4Diener HC, Cunha L, Forbes C, Sivenius J, Smets P, Lowenthal A. European Stroke Prevention Study. 2. Dipyridamole and acetylsalicylic acid in the secondary prevention of stroke.J Neurol Sci 1996;143:1-13.
5ESPRIT Study Group, Halkes PH, van Gijn J, Kappelle LJ, Koudstaal PJ, Algra A. Aspirin plus dipyridamole versus aspirin alone after cerebral ischaemia of arterial origin (ESPRIT): Randomised controlled trial. Lancet 2006;367:1665-73.
6Tohgi H, Konno S, Tamura K, Kimura B, Kawano K. Effects of low-to-high doses of aspirin on platelet aggregability and metabolites of thromboxane A2 and prostacyclin.
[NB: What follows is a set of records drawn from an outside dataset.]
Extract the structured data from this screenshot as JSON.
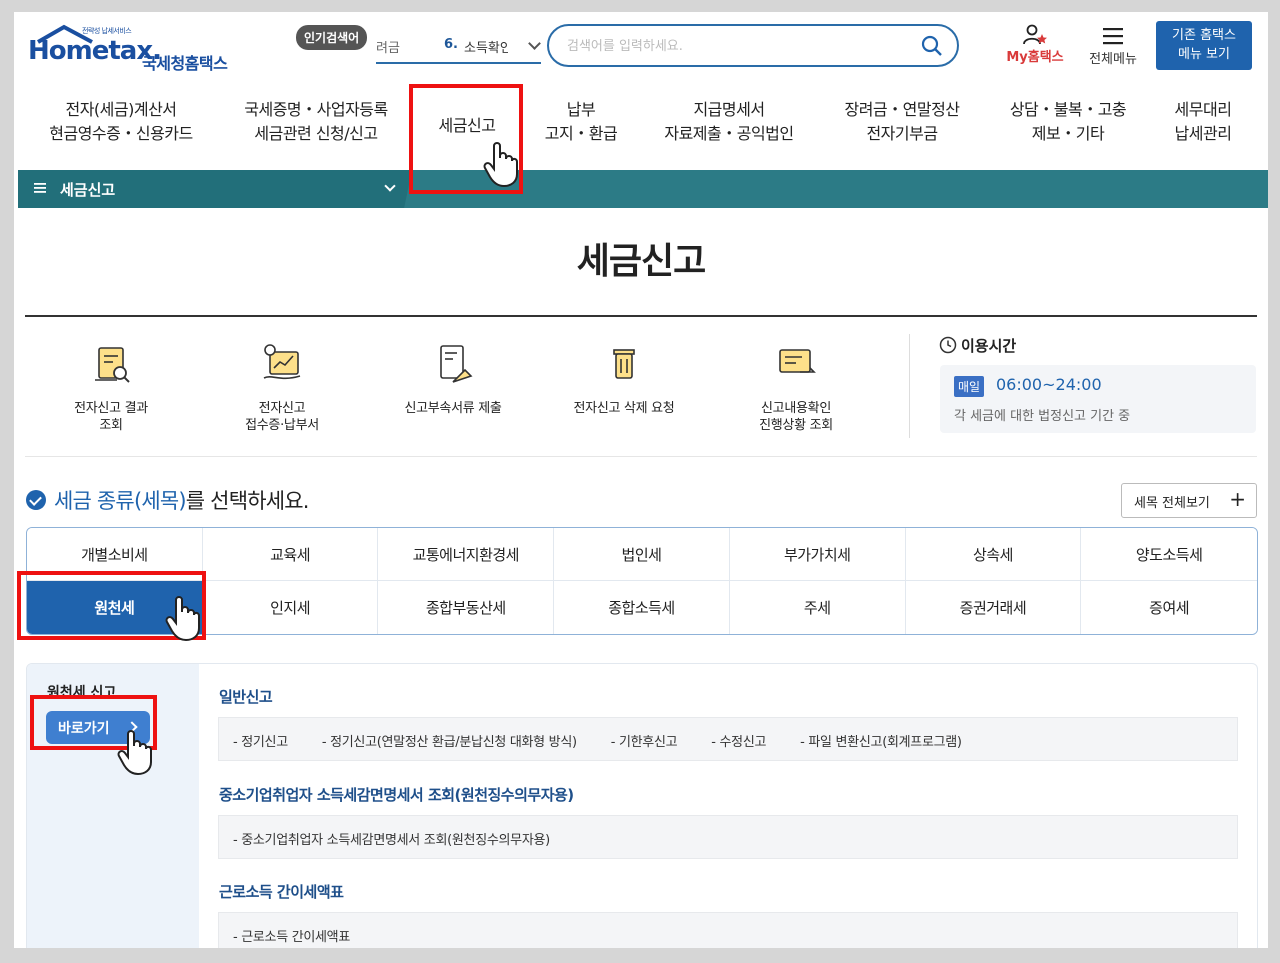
{
  "header": {
    "logo_small": "전략성 납세서비스",
    "logo_main": "Hometax.",
    "logo_sub": "국세청홈택스",
    "popular_badge": "인기검색어",
    "popular_prev": "려금",
    "popular_num": "6.",
    "popular_word": "소득확인",
    "search_placeholder": "검색어를 입력하세요.",
    "my_home": "My홈택스",
    "all_menu": "전체메뉴",
    "old_menu_line1": "기존 홈택스",
    "old_menu_line2": "메뉴 보기"
  },
  "gnb": [
    {
      "l1": "전자(세금)계산서",
      "l2": "현금영수증・신용카드"
    },
    {
      "l1": "국세증명・사업자등록",
      "l2": "세금관련 신청/신고"
    },
    {
      "l1": "세금신고",
      "l2": ""
    },
    {
      "l1": "납부",
      "l2": "고지・환급"
    },
    {
      "l1": "지급명세서",
      "l2": "자료제출・공익법인"
    },
    {
      "l1": "장려금・연말정산",
      "l2": "전자기부금"
    },
    {
      "l1": "상담・불복・고충",
      "l2": "제보・기타"
    },
    {
      "l1": "세무대리",
      "l2": "납세관리"
    }
  ],
  "subbar": {
    "title": "세금신고"
  },
  "page_title": "세금신고",
  "quick_links": [
    {
      "l1": "전자신고 결과",
      "l2": "조회"
    },
    {
      "l1": "전자신고",
      "l2": "접수증·납부서"
    },
    {
      "l1": "신고부속서류 제출",
      "l2": ""
    },
    {
      "l1": "전자신고 삭제 요청",
      "l2": ""
    },
    {
      "l1": "신고내용확인",
      "l2": "진행상황 조회"
    }
  ],
  "hours": {
    "title": "이용시간",
    "badge": "매일",
    "time": "06:00~24:00",
    "note": "각 세금에 대한 법정신고 기간 중"
  },
  "select": {
    "prefix": "세금 종류(세목)",
    "suffix": "를 선택하세요.",
    "view_all": "세목 전체보기",
    "view_all_icon": "+"
  },
  "tax_types": [
    "개별소비세",
    "교육세",
    "교통에너지환경세",
    "법인세",
    "부가가치세",
    "상속세",
    "양도소득세",
    "원천세",
    "인지세",
    "종합부동산세",
    "종합소득세",
    "주세",
    "증권거래세",
    "증여세"
  ],
  "active_tax": "원천세",
  "detail": {
    "side_title": "원천세 신고",
    "goto_label": "바로가기",
    "groups": [
      {
        "title": "일반신고",
        "items": [
          "- 정기신고",
          "- 정기신고(연말정산 환급/분납신청 대화형 방식)",
          "- 기한후신고",
          "- 수정신고",
          "- 파일 변환신고(회계프로그램)"
        ]
      },
      {
        "title": "중소기업취업자 소득세감면명세서 조회(원천징수의무자용)",
        "items": [
          "- 중소기업취업자 소득세감면명세서 조회(원천징수의무자용)"
        ]
      },
      {
        "title": "근로소득 간이세액표",
        "items": [
          "- 근로소득 간이세액표"
        ]
      }
    ]
  },
  "colors": {
    "accent": "#1f63ad",
    "highlight": "#e11111",
    "subbar": "#2c7b86"
  }
}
Stroke 1992;23:1400-3.
7Tohgi H, Tamura K, Kimura B, Kimura M, Suzuki H. Individual variation in platelet aggregability and serum thromboxane B2 concentrations after low-dose aspirin. Stroke 1988;19:700-3.
8Swedish Aspirin Low-Dose Trial (SALT) of 75 mg aspirin as secondary prophylaxis after cerebrovascular ischaemic events. The SALT Collaborative Group. Lancet 1991;338:1345-9.
9A comparison of two doses of aspirin (30 mg vs. 283 mg a day) in patients after a transient ischemic attack or minor ischemic stroke. The Dutch TIA Trial Study Group. N Engl J Med 1991;325:1261-6.